A visitor to the Galapagos Islands is also bound to come across one of the three species of land iguana that inhabit the archipelago. Like their marine counterparts, they also have a series of their own unique adaptations. One of the most peculiar ones is behavioral. Land iguanas have developed a beautiful symbiotic relationship with Darwin Finches, which remove the ticks and other pests from the folds of the lizards’ skin. The iguanas can even be seen raising themselves off the ground to allow the birds a better angle. Be careful to watch your step as you walk along the island paths, though, because the lounging reptiles are not likely to move out of your way!
One of the first animals you are bound to come across is the Galapagos Sea Lion, as they are often sprawled out over park benches or along walking paths. This species of sea lion is not technically a seal, as it is able to rotate its hind flipper. Yet, interestingly enough, this characteristic allows it to “run” at quite impressive speeds, even exceeding that of a person running on a rocky terrain. Keep this in mind as you see them lounging around the islands – they are not as lazy as they first appear!
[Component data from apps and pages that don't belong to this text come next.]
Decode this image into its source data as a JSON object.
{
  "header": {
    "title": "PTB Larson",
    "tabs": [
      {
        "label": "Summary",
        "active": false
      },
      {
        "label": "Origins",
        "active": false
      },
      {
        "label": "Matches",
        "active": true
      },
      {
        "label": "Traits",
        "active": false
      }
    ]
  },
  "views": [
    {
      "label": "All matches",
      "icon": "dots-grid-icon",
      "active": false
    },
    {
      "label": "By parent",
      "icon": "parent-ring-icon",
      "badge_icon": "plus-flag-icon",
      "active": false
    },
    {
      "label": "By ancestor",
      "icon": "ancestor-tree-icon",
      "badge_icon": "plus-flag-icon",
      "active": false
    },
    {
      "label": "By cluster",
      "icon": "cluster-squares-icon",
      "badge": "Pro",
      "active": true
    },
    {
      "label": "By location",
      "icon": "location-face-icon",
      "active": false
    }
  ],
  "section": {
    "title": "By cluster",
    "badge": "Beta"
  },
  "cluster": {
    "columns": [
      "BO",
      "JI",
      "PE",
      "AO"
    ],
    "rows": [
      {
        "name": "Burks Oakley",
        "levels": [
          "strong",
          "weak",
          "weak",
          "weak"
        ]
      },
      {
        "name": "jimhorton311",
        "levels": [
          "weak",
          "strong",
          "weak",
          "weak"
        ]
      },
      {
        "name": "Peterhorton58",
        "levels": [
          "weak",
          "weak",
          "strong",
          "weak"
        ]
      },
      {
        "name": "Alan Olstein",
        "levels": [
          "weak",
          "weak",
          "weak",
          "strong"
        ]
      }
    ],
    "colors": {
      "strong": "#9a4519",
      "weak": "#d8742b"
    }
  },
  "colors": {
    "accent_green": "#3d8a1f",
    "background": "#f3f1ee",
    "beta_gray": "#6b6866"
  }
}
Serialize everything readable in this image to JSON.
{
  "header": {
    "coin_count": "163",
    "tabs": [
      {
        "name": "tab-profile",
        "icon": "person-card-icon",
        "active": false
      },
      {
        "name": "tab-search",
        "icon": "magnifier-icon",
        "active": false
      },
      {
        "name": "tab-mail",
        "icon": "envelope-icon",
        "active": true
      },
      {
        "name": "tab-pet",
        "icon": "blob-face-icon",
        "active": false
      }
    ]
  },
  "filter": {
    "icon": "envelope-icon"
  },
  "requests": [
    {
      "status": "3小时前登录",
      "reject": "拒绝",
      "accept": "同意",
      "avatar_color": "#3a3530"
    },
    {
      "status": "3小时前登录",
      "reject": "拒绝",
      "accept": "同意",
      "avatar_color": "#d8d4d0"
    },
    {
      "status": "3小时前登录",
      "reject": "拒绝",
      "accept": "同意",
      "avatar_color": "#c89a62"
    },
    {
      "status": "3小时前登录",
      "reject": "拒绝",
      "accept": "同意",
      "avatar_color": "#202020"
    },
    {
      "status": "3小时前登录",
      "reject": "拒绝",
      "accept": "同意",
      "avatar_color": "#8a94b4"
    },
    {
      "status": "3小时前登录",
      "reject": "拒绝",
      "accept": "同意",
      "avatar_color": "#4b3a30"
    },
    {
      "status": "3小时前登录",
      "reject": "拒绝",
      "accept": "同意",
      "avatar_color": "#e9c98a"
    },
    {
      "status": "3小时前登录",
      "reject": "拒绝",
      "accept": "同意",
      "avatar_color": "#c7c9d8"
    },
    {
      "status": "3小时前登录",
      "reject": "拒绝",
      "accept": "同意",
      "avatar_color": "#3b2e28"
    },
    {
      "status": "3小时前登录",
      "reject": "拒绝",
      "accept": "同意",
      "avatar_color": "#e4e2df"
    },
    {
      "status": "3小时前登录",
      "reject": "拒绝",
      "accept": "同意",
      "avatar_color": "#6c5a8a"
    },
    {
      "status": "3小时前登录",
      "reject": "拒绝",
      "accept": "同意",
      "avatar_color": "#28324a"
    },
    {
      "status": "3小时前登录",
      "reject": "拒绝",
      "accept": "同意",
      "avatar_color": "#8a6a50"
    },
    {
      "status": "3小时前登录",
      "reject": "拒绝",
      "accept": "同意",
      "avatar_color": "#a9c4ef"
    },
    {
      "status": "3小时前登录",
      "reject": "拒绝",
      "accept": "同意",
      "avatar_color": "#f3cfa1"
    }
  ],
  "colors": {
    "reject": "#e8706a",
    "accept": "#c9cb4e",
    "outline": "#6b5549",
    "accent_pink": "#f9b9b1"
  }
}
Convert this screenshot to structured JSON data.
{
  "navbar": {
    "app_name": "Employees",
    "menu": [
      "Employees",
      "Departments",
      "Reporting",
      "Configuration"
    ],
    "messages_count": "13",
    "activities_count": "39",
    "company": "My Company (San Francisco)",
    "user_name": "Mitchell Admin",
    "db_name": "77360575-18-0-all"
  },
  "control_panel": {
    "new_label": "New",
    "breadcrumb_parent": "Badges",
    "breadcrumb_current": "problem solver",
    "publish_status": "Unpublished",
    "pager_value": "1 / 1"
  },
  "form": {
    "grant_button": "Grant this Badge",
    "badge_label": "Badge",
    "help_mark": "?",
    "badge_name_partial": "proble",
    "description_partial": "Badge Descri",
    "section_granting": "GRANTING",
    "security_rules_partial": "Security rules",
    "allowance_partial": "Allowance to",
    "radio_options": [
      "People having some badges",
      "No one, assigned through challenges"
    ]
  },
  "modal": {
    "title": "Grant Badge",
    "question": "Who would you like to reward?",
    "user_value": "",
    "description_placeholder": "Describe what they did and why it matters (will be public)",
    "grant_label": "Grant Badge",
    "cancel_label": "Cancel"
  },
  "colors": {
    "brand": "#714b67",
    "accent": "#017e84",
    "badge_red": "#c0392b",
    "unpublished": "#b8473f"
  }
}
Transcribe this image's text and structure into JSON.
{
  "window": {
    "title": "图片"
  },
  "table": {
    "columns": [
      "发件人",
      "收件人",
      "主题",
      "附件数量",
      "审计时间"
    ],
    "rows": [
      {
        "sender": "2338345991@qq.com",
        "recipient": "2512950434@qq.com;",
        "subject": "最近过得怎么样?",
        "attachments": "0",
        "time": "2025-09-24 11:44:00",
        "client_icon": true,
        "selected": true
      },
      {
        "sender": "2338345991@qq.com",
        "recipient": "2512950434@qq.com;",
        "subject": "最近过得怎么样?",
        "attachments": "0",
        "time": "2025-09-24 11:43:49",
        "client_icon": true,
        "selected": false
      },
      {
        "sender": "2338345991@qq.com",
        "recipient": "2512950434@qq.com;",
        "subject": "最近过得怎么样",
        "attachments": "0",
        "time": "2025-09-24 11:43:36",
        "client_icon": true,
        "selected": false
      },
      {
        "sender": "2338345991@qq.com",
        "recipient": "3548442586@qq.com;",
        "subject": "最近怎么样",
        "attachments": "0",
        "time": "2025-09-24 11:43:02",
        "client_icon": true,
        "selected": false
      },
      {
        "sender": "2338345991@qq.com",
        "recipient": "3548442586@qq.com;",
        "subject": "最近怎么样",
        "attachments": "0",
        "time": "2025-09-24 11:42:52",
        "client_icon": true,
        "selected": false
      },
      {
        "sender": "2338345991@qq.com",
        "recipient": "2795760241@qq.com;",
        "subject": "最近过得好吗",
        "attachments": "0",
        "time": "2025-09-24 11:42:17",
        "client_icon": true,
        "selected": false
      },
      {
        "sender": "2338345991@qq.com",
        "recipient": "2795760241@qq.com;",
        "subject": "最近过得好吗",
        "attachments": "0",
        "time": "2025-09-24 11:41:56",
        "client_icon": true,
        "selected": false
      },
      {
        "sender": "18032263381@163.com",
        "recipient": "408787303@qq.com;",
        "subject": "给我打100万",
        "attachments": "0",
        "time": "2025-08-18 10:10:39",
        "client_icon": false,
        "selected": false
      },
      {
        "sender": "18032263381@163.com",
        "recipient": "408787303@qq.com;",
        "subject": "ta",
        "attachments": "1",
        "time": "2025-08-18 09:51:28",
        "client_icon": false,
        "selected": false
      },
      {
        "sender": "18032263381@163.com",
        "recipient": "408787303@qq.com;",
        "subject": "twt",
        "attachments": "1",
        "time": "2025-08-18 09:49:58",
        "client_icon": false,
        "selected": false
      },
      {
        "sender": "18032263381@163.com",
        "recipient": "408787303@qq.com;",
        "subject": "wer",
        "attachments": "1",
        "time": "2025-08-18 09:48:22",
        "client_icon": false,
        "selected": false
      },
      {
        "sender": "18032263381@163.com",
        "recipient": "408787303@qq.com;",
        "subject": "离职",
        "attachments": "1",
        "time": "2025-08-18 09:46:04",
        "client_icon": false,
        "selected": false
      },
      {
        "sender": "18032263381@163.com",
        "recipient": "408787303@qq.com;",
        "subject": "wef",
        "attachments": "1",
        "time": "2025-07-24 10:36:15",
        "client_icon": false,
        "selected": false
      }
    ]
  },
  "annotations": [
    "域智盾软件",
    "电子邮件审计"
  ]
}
The Galapagos Finches or Darwin Finches are among the most renowned species in the world within the study of evolution. These small, seemingly plain land birds are now thought to be the fastest-evolving vertebrates in the world and have redefined our understanding of speciation. As the Galapagos Islands have developed, Darwin Finches have evolved into approximately 14 species, each distinctly adapted to its own particular niche. Visitors will be able to spot these birds on almost every island in the archipelago, yet each variation looks deceitfully similar. Try to pay close attention to their beaks and see if you can spot the differences.
The Galapagos Islands are literally bursting with life in all of its forms, and there are hundreds of wildlife species to see while visiting the archipelago. However, even the most common species on the islands show incredible adaptations to their unique environment, unequivocally proving that the archipelago is truly a living laboratory.